As chief justice, Roberts is the most senior member of the Supreme Court, even though other justices have been there longer. As the court considers whether to grant or deny review in a case, the chief justice speaks first, summarizing each case and indicating whether he favors hearing it. The other justices then follow in order of seniority. This procedure is repeated again after the court hears oral argument in a case. When the justices go into their conference to consider and decide argued cases, Roberts speaks first and summarizes the issues and his take on them.
One of the most significant powers of the chief justice is choosing who will write the majority opinion. If the chief justice is in the majority, the assignment power is his. If the chief justice is in dissent, then the majority opinion is assigned by the most senior justice in the majority. By custom each of the nine justices is assigned roughly the same number of majority opinions, but the chief justice can decide who gets the more important ones. Once the opinions are assigned, the chief justice sometimes rides herd to make sure his colleagues keep the flow of opinions moving. Chief Justice William Rehnquist would refuse to give new opinions to colleagues who were well behind on cases they had already been assigned.
In other respects, the chief justice is often described as “first among equals.” He can try to set a tone for the Supreme Court, for example, encouraging the justices to interrupt each other less during arguments, or letting lawyers arguing cases complete a sentence when their time runs out. (Rehnquist used to interrupt lawyers in mid-sentence, occasionally even in mid-syllable when their time expired.) To promote civil discourse in the courtroom, Roberts has encouraged lawyers to refer to opposing counsel as “my friend” or “my friend on the other side.”
Administratively, the chief justice manages the Supreme Court as an institution, relying on a staff for personnel matters, building and maintenance issues and more. It also falls to the chief justice and his staff to deal with controversies or criticism of the court. For example, Jeffrey Minear, counselor to Chief Justice Roberts, recently explained in a letter to a bipartisan group of members of Congress why the court would not have live audio streaming of the oral argument on October 3 in the important Wisconsin gerrymandering case. “I am sure you are, however, familiar with the Justices’ concerns surrounding the live broadcast or streaming of oral arguments, which could adversely affect the character and quality of the dialogue between the attorneys and Justices,” Minear wrote. Chief Justice Roberts has also occasionally responded to criticism of the court’s lack of a code of ethical conduct for the justices.

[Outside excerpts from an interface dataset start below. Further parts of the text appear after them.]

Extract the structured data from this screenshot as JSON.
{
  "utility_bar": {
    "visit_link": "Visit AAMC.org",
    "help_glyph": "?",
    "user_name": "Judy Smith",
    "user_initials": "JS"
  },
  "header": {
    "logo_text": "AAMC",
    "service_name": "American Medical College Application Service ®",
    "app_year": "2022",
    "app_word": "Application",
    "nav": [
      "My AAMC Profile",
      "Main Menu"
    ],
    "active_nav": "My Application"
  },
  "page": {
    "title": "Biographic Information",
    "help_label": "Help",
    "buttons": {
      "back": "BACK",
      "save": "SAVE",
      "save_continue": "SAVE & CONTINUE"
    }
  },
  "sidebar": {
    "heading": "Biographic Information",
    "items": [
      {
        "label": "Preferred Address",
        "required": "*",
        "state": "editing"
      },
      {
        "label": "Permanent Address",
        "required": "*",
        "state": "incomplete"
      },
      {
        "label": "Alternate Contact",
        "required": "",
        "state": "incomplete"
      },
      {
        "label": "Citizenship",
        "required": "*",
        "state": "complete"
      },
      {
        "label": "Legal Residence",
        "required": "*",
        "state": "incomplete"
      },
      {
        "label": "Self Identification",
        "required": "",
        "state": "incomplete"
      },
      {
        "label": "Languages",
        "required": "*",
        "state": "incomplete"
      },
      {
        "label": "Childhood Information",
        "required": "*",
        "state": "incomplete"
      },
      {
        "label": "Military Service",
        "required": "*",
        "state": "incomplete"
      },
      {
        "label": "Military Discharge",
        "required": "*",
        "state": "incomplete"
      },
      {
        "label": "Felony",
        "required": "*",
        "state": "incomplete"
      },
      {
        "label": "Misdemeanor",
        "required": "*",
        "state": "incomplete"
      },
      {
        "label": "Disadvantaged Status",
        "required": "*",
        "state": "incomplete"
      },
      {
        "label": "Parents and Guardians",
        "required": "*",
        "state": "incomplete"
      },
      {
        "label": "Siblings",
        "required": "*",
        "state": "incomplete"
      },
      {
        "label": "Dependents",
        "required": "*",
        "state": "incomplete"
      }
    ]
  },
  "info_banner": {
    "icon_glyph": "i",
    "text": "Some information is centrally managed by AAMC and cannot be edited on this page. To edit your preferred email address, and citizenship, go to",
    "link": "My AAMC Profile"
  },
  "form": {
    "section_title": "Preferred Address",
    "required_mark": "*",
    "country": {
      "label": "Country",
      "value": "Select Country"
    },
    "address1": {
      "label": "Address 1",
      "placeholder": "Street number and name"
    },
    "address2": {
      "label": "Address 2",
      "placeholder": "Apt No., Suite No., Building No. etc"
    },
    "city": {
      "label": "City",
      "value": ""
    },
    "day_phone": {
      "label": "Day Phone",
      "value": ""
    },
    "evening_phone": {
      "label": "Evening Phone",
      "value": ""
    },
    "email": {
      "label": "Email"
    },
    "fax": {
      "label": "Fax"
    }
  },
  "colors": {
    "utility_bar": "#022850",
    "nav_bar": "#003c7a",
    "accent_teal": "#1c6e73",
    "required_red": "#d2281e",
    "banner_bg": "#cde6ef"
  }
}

Finally, the chief justice has two other critical roles. One happens rarely, and the other recurs every four years. According to the Constitution, the chief justice presides over Senate impeachment trials of the president. Rehnquist presided over the trial of President Bill Clinton, who was not convicted by the Senate.
The chief justice also administers the oath of office to the president at each inauguration. Roberts swore in Trump in January and administered the oath to Obama after the 2008 and 2012 elections. It is an historic anomaly that Roberts has actually administered the oath to Obama four times. At the inauguration in 2009, Roberts mixed up a line and Obama followed him down the wrong rhetorical path. To be safe, the oath was repeated the next day at the White House. And in 2013, Roberts administered the oath to Obama at the White House on Sunday, January 20, when the president legally had to be sworn in. But the oath was repeated the next day at the inauguration ceremony on Monday, January 21.